──────── Material shown
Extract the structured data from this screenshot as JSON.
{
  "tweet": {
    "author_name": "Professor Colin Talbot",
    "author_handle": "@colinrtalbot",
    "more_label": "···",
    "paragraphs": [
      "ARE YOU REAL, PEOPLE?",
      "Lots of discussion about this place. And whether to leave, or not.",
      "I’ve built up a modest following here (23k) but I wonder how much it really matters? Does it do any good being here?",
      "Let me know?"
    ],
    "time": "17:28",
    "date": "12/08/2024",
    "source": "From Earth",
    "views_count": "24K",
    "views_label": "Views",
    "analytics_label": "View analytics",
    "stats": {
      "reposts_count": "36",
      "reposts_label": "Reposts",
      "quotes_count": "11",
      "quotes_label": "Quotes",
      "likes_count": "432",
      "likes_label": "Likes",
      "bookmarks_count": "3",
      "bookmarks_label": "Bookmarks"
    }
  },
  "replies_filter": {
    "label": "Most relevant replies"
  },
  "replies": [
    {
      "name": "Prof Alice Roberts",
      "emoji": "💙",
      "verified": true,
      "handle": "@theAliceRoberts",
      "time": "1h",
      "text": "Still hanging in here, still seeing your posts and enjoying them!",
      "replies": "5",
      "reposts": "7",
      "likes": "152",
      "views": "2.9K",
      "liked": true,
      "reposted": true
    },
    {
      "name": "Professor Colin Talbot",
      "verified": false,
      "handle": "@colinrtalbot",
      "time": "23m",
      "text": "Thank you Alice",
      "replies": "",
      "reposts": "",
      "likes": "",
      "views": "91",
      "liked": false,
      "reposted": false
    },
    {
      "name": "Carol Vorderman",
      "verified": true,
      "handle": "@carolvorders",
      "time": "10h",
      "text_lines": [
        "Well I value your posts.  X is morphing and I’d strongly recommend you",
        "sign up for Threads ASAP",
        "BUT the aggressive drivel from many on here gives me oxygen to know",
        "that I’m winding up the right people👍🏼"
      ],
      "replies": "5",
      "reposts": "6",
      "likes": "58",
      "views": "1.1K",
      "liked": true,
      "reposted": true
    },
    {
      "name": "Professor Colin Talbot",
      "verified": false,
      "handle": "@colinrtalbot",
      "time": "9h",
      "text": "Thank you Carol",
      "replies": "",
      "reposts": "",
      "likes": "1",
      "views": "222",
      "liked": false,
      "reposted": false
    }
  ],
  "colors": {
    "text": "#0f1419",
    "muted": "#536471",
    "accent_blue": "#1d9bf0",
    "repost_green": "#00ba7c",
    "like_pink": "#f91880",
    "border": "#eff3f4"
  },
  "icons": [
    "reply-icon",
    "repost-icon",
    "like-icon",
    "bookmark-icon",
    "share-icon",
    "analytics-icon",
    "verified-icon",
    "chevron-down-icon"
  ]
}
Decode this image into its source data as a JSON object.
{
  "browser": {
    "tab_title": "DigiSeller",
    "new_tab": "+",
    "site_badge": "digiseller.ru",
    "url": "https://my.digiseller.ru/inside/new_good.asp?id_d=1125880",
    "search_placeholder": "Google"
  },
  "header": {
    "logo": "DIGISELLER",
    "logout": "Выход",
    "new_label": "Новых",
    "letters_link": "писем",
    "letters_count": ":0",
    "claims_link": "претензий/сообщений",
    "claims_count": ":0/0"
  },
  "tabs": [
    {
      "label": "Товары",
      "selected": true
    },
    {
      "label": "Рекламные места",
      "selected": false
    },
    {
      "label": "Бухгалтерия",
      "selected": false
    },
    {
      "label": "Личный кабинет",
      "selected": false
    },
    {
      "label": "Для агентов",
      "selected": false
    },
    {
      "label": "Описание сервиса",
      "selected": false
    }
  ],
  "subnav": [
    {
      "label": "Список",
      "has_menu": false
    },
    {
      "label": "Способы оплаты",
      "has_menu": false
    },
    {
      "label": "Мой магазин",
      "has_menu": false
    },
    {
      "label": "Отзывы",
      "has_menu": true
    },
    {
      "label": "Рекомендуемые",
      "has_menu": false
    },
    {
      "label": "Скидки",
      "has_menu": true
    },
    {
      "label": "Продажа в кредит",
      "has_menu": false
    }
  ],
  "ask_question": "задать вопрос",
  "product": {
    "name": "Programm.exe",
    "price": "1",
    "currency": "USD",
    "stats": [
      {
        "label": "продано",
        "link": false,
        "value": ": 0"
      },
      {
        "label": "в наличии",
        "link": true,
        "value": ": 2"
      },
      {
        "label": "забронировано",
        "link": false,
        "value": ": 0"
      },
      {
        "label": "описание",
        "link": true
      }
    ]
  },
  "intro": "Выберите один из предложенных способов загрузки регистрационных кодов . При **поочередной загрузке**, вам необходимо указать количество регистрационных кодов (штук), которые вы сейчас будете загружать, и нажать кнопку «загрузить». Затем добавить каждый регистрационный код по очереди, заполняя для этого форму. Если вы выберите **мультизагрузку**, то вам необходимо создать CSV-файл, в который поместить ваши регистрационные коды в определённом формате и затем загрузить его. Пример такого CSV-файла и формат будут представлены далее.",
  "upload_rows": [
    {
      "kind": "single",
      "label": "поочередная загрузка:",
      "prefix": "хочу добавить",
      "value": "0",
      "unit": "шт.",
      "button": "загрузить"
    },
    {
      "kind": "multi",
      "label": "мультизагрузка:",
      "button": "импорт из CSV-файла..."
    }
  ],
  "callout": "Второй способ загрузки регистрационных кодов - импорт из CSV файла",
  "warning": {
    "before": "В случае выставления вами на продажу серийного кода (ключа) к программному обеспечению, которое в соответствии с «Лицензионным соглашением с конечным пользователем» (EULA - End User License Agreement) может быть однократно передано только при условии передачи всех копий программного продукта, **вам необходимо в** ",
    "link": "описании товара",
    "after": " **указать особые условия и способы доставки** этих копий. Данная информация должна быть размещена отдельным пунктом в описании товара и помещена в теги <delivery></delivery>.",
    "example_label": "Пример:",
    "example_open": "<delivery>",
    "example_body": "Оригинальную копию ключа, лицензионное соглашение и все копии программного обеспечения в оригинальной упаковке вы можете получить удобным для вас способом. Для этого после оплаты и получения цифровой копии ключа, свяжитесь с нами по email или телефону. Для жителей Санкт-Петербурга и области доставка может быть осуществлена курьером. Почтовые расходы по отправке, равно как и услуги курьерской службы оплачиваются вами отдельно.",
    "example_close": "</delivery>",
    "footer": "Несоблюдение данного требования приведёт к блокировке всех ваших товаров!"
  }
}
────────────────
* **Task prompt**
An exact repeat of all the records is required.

* **Exercise answer**
Extract the structured data from this screenshot as JSON.
{
  "tweet": {
    "author_name": "Professor Colin Talbot",
    "author_handle": "@colinrtalbot",
    "more_label": "···",
    "paragraphs": [
      "ARE YOU REAL, PEOPLE?",
      "Lots of discussion about this place. And whether to leave, or not.",
      "I’ve built up a modest following here (23k) but I wonder how much it really matters? Does it do any good being here?",
      "Let me know?"
    ],
    "time": "17:28",
    "date": "12/08/2024",
    "source": "From Earth",
    "views_count": "24K",
    "views_label": "Views",
    "analytics_label": "View analytics",
    "stats": {
      "reposts_count": "36",
      "reposts_label": "Reposts",
      "quotes_count": "11",
      "quotes_label": "Quotes",
      "likes_count": "432",
      "likes_label": "Likes",
      "bookmarks_count": "3",
      "bookmarks_label": "Bookmarks"
    }
  },
  "replies_filter": {
    "label": "Most relevant replies"
  },
  "replies": [
    {
      "name": "Prof Alice Roberts",
      "emoji": "💙",
      "verified": true,
      "handle": "@theAliceRoberts",
      "time": "1h",
      "text": "Still hanging in here, still seeing your posts and enjoying them!",
      "replies": "5",
      "reposts": "7",
      "likes": "152",
      "views": "2.9K",
      "liked": true,
      "reposted": true
    },
    {
      "name": "Professor Colin Talbot",
      "verified": false,
      "handle": "@colinrtalbot",
      "time": "23m",
      "text": "Thank you Alice",
      "replies": "",
      "reposts": "",
      "likes": "",
      "views": "91",
      "liked": false,
      "reposted": false
    },
    {
      "name": "Carol Vorderman",
      "verified": true,
      "handle": "@carolvorders",
      "time": "10h",
      "text_lines": [
        "Well I value your posts.  X is morphing and I’d strongly recommend you",
        "sign up for Threads ASAP",
        "BUT the aggressive drivel from many on here gives me oxygen to know",
        "that I’m winding up the right people👍🏼"
      ],
      "replies": "5",
      "reposts": "6",
      "likes": "58",
      "views": "1.1K",
      "liked": true,
      "reposted": true
    },
    {
      "name": "Professor Colin Talbot",
      "verified": false,
      "handle": "@colinrtalbot",
      "time": "9h",
      "text": "Thank you Carol",
      "replies": "",
      "reposts": "",
      "likes": "1",
      "views": "222",
      "liked": false,
      "reposted": false
    }
  ],
  "colors": {
    "text": "#0f1419",
    "muted": "#536471",
    "accent_blue": "#1d9bf0",
    "repost_green": "#00ba7c",
    "like_pink": "#f91880",
    "border": "#eff3f4"
  },
  "icons": [
    "reply-icon",
    "repost-icon",
    "like-icon",
    "bookmark-icon",
    "share-icon",
    "analytics-icon",
    "verified-icon",
    "chevron-down-icon"
  ]
}
Decode this image into its source data as a JSON object.
{
  "browser": {
    "tab_title": "DigiSeller",
    "new_tab": "+",
    "site_badge": "digiseller.ru",
    "url": "https://my.digiseller.ru/inside/new_good.asp?id_d=1125880",
    "search_placeholder": "Google"
  },
  "header": {
    "logo": "DIGISELLER",
    "logout": "Выход",
    "new_label": "Новых",
    "letters_link": "писем",
    "letters_count": ":0",
    "claims_link": "претензий/сообщений",
    "claims_count": ":0/0"
  },
  "tabs": [
    {
      "label": "Товары",
      "selected": true
    },
    {
      "label": "Рекламные места",
      "selected": false
    },
    {
      "label": "Бухгалтерия",
      "selected": false
    },
    {
      "label": "Личный кабинет",
      "selected": false
    },
    {
      "label": "Для агентов",
      "selected": false
    },
    {
      "label": "Описание сервиса",
      "selected": false
    }
  ],
  "subnav": [
    {
      "label": "Список",
      "has_menu": false
    },
    {
      "label": "Способы оплаты",
      "has_menu": false
    },
    {
      "label": "Мой магазин",
      "has_menu": false
    },
    {
      "label": "Отзывы",
      "has_menu": true
    },
    {
      "label": "Рекомендуемые",
      "has_menu": false
    },
    {
      "label": "Скидки",
      "has_menu": true
    },
    {
      "label": "Продажа в кредит",
      "has_menu": false
    }
  ],
  "ask_question": "задать вопрос",
  "product": {
    "name": "Programm.exe",
    "price": "1",
    "currency": "USD",
    "stats": [
      {
        "label": "продано",
        "link": false,
        "value": ": 0"
      },
      {
        "label": "в наличии",
        "link": true,
        "value": ": 2"
      },
      {
        "label": "забронировано",
        "link": false,
        "value": ": 0"
      },
      {
        "label": "описание",
        "link": true
      }
    ]
  },
  "intro": "Выберите один из предложенных способов загрузки регистрационных кодов . При **поочередной загрузке**, вам необходимо указать количество регистрационных кодов (штук), которые вы сейчас будете загружать, и нажать кнопку «загрузить». Затем добавить каждый регистрационный код по очереди, заполняя для этого форму. Если вы выберите **мультизагрузку**, то вам необходимо создать CSV-файл, в который поместить ваши регистрационные коды в определённом формате и затем загрузить его. Пример такого CSV-файла и формат будут представлены далее.",
  "upload_rows": [
    {
      "kind": "single",
      "label": "поочередная загрузка:",
      "prefix": "хочу добавить",
      "value": "0",
      "unit": "шт.",
      "button": "загрузить"
    },
    {
      "kind": "multi",
      "label": "мультизагрузка:",
      "button": "импорт из CSV-файла..."
    }
  ],
  "callout": "Второй способ загрузки регистрационных кодов - импорт из CSV файла",
  "warning": {
    "before": "В случае выставления вами на продажу серийного кода (ключа) к программному обеспечению, которое в соответствии с «Лицензионным соглашением с конечным пользователем» (EULA - End User License Agreement) может быть однократно передано только при условии передачи всех копий программного продукта, **вам необходимо в** ",
    "link": "описании товара",
    "after": " **указать особые условия и способы доставки** этих копий. Данная информация должна быть размещена отдельным пунктом в описании товара и помещена в теги <delivery></delivery>.",
    "example_label": "Пример:",
    "example_open": "<delivery>",
    "example_body": "Оригинальную копию ключа, лицензионное соглашение и все копии программного обеспечения в оригинальной упаковке вы можете получить удобным для вас способом. Для этого после оплаты и получения цифровой копии ключа, свяжитесь с нами по email или телефону. Для жителей Санкт-Петербурга и области доставка может быть осуществлена курьером. Почтовые расходы по отправке, равно как и услуги курьерской службы оплачиваются вами отдельно.",
    "example_close": "</delivery>",
    "footer": "Несоблюдение данного требования приведёт к блокировке всех ваших товаров!"
  }
}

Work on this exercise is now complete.